The skin on your feet can get really rough and scratchy

It’s usually the kids or significant other who spot it!"

Darling, your feet are scratchy!"

“Mum, when are you going to get your feet done?"

That rough hard skin is normally caused by Callus and while most of the time it's cosmetic, it can become a problem!

Sometimes it forms because of medical conditions such as psoriasis, because the skin production and turnover is quicker.

On the whole, Callus forms in response to load changes on the *Epidermis which is seen as thicker areas of skin. 

Sometimes it is yellowish in colour, sometimes it can crack and get really painful!

But there are things you can do to help!

Filing and moisturising with a great urea based cream works wonders. 

Also footwear that helps to support the heel fat pad and reduces load during activity.

Callus generally doesn't cause an issue, but when the pressure gets too great, sometimes it can lead to problems if you have a loss of sensation or poor circulation. 

A heloma molle is a soft corn that mostly occurs at the fourth interdigital toe space, between the fourth and fifth digits. They may also appear in the webbing of the interdigital space or on either side of the fourth and fifth toes at one of the “knuckles” due to friction and pressure.

With heloma molles, patients often complain about pain at the site of the lesion that is aggravated by tight shoes, pressure, and ambulation or may be associated with bunions or a fifth digit deformity.

The first line of treatment for a heloma molle include, padding that would separate the digits, local debdridement with a sterile scalpel blade and possible keratolytics.

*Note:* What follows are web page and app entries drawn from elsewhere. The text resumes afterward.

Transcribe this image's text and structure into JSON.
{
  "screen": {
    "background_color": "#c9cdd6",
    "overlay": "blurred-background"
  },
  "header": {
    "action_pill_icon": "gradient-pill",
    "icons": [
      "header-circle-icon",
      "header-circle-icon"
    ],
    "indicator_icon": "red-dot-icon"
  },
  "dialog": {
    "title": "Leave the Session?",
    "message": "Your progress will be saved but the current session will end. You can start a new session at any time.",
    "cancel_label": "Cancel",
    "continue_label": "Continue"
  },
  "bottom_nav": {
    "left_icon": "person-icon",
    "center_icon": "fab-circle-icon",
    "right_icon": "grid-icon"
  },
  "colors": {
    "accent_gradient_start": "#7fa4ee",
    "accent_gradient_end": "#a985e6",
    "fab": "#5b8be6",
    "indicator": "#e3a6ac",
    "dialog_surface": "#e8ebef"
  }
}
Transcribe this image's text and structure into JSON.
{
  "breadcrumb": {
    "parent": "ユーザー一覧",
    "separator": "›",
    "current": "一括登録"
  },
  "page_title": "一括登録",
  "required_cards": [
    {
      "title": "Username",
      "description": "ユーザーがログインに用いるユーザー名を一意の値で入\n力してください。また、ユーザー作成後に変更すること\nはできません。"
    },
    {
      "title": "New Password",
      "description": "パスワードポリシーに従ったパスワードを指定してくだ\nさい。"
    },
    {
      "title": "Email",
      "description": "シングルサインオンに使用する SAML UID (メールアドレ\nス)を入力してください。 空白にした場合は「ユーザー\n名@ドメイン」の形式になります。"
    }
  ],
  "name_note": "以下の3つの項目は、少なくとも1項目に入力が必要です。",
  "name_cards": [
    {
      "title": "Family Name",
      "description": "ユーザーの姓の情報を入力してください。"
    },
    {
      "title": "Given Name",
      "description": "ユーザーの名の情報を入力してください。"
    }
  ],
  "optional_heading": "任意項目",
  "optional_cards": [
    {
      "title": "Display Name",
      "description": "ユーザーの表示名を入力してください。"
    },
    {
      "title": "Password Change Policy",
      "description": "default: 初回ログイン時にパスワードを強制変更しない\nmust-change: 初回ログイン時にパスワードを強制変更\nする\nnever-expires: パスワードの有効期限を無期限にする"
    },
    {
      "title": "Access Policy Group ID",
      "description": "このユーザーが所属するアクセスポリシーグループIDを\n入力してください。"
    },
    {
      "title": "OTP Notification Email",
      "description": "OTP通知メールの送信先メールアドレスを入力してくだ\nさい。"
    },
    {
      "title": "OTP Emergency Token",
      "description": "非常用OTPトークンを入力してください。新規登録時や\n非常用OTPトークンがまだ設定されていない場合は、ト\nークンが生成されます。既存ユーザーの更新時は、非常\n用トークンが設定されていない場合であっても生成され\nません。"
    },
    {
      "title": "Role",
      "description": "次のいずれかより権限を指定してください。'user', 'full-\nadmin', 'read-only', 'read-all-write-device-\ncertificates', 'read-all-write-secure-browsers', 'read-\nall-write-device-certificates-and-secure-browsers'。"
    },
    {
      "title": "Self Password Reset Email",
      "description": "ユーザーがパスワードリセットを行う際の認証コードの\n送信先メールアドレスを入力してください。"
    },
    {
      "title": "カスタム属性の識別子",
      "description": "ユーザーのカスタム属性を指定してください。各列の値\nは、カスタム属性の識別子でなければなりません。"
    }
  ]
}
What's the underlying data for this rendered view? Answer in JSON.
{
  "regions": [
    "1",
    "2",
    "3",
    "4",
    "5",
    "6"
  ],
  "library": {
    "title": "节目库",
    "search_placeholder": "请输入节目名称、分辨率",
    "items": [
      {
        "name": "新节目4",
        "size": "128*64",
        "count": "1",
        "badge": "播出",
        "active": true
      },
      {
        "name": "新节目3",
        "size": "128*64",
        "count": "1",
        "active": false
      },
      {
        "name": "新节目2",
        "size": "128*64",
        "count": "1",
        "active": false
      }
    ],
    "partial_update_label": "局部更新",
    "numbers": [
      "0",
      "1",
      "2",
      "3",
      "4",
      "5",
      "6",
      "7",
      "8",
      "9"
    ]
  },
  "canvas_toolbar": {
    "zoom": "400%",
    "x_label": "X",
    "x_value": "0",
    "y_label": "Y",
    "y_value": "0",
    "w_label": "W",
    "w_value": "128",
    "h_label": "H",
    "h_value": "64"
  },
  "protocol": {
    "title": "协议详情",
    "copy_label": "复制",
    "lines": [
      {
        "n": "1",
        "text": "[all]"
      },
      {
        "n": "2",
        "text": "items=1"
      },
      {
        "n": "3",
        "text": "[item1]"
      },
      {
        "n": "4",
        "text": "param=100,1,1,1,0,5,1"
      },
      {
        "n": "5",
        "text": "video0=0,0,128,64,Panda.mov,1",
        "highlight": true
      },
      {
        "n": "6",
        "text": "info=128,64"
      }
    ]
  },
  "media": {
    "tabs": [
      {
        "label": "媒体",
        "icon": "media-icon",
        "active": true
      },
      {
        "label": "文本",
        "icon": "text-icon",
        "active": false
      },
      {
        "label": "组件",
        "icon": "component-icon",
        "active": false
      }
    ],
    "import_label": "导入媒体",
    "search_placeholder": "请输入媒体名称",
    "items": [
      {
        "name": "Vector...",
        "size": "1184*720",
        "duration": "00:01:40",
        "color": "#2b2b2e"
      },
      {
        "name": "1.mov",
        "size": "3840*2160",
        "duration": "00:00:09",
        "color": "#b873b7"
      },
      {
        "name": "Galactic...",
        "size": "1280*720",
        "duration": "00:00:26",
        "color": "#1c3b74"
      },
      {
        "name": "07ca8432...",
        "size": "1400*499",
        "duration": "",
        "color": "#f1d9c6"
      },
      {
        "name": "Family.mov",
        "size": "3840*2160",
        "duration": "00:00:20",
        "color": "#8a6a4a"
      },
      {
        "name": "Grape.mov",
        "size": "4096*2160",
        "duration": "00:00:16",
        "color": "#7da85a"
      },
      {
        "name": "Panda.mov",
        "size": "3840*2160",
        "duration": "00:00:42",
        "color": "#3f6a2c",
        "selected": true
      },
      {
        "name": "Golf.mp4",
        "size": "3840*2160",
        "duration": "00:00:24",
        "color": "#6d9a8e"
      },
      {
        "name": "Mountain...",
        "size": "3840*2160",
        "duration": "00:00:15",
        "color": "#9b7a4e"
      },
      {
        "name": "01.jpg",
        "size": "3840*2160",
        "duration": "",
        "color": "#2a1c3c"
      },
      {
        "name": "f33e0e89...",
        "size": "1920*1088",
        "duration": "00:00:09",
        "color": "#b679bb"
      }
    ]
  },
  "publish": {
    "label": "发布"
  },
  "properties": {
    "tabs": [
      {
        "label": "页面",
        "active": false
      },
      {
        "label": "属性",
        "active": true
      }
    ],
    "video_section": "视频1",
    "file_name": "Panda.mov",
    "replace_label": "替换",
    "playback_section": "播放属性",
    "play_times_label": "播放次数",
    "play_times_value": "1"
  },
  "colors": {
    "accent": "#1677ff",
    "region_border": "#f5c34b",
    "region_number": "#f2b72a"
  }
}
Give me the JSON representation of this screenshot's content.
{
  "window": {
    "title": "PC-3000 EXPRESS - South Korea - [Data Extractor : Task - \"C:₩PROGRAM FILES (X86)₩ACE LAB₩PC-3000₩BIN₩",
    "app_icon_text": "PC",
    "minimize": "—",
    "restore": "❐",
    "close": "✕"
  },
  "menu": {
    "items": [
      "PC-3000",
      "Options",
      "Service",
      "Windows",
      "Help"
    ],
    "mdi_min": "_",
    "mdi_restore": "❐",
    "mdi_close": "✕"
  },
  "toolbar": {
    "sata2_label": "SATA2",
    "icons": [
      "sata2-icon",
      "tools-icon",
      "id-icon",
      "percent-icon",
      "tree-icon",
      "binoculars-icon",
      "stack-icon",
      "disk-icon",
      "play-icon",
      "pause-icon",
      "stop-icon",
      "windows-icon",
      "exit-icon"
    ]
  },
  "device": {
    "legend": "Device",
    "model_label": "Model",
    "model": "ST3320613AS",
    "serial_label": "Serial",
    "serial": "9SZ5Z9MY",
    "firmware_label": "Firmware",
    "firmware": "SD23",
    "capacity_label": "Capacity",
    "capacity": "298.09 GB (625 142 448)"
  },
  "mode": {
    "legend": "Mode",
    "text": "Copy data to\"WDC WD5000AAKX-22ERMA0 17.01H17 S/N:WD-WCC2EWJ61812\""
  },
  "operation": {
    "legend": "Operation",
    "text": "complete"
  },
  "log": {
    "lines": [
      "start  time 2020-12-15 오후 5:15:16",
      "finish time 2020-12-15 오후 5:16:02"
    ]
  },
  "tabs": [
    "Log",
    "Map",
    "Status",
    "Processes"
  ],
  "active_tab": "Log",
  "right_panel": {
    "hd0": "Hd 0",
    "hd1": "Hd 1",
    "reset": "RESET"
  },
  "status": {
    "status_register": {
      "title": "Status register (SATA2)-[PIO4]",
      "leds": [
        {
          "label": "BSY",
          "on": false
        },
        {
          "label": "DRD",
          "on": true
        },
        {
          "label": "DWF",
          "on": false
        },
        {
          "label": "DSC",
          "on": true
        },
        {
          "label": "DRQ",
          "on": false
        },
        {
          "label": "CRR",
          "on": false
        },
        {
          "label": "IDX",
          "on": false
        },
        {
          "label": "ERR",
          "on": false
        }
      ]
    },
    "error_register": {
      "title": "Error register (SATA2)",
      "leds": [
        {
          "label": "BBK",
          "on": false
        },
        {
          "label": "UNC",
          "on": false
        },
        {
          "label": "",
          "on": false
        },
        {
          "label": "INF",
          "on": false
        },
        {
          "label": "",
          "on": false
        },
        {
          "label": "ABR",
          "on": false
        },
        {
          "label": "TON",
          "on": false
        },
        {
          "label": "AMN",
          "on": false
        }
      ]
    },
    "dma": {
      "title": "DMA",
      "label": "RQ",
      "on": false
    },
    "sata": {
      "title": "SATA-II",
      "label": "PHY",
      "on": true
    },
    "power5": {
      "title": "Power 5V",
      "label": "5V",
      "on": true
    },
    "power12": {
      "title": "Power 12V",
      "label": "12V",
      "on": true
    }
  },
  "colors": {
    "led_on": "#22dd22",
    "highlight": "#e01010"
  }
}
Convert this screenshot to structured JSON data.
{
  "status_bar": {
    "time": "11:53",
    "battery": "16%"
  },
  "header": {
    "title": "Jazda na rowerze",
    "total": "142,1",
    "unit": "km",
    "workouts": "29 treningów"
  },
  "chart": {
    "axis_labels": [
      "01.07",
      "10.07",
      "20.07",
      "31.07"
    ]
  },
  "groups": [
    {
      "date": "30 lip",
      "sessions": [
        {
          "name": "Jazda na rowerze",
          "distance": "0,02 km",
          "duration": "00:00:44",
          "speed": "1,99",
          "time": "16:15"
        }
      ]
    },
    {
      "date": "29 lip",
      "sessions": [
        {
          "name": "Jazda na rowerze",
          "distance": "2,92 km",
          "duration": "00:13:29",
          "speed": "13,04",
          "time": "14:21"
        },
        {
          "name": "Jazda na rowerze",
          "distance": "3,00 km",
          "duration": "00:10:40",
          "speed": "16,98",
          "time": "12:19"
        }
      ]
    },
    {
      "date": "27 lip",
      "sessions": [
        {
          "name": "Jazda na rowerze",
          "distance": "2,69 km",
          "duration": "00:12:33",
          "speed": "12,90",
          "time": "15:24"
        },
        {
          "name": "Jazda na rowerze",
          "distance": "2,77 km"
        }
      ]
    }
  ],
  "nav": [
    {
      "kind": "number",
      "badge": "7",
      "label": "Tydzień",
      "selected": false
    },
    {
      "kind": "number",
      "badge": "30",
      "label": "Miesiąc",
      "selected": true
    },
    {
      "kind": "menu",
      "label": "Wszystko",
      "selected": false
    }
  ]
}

Regular foot care maintenance helps to keep the callus from reforming. That’s where I come in! I have had very good success rates with removing Heloma Molle from the interdigital space between the fourth and fifth digit.

Hayley (The Foot lady!)

*Epidermis - The outermost of the three layers that make up the skin